### What you should do
Your output should be each line from the material below that has the word "Hand".

### Provided material
------------------------------

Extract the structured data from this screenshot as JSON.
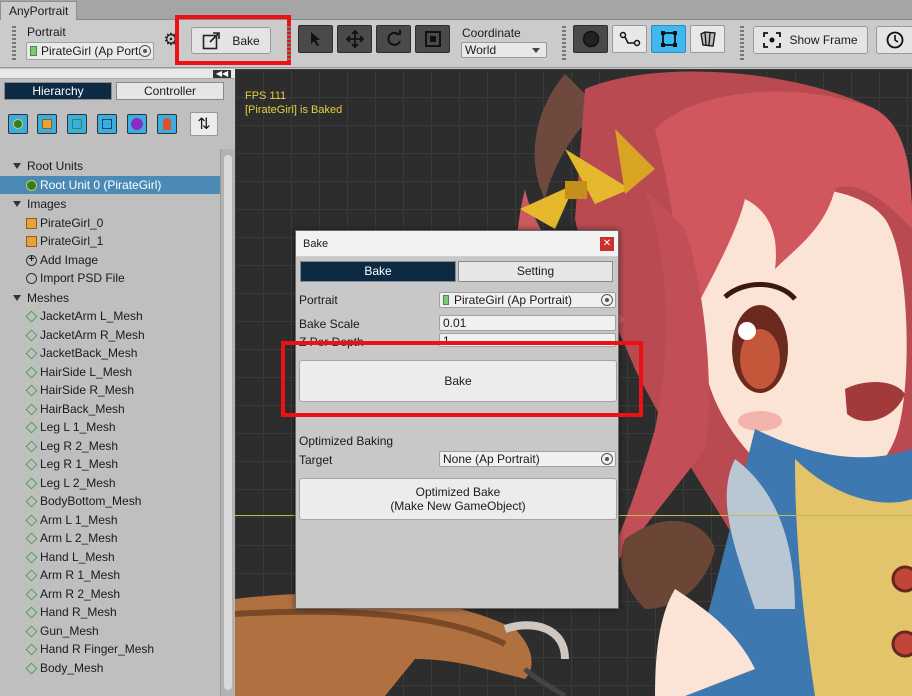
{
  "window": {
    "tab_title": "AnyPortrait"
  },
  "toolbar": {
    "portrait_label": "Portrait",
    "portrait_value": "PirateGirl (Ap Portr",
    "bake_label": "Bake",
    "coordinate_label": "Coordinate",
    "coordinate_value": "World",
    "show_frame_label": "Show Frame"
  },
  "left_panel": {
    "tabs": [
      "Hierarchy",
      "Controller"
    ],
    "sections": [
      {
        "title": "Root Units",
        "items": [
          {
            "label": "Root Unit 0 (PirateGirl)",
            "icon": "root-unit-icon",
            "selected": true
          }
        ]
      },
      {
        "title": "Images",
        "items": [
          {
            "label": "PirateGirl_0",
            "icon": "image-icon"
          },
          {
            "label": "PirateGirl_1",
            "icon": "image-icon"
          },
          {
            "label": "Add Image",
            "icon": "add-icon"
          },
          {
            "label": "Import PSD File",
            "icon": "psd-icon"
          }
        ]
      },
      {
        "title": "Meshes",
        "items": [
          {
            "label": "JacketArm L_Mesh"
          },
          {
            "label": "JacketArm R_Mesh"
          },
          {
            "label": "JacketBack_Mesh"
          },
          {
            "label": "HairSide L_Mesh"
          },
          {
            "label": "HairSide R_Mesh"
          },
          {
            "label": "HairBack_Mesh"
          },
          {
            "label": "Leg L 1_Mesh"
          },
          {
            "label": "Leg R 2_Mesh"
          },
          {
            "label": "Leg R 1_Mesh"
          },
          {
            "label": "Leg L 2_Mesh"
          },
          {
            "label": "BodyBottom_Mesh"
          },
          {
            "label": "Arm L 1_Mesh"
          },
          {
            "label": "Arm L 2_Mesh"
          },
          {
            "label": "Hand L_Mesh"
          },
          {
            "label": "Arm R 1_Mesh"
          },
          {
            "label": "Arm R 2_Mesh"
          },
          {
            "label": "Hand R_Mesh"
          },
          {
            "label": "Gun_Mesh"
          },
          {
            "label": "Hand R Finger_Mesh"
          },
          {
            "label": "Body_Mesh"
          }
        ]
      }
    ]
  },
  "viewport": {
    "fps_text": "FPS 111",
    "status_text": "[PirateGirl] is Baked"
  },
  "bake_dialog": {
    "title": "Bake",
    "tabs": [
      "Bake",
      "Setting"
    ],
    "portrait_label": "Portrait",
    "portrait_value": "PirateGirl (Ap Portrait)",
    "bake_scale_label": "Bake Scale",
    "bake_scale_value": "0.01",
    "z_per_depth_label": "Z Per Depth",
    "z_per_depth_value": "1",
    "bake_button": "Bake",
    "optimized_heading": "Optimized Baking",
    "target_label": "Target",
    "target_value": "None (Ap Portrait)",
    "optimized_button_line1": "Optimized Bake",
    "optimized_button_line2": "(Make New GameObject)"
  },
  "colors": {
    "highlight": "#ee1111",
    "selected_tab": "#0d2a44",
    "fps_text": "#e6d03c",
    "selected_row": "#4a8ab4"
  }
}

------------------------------

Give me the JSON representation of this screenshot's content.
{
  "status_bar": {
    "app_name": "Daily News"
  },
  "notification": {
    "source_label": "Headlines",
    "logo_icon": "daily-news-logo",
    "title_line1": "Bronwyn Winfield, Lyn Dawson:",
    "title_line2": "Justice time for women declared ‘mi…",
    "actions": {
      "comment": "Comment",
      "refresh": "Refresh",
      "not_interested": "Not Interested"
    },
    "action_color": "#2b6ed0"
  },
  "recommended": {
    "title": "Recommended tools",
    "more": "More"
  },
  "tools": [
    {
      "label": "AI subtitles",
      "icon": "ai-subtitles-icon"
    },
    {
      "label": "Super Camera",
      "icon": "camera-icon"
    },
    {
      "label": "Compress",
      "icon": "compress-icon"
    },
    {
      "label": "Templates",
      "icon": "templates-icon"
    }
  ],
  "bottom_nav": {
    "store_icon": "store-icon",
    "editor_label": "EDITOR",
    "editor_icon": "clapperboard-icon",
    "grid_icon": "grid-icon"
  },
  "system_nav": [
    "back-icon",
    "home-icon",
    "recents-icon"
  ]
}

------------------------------

### Completed exercise
            "label": "Hand L_Mesh"
            "label": "Hand R_Mesh"
            "label": "Hand R Finger_Mesh"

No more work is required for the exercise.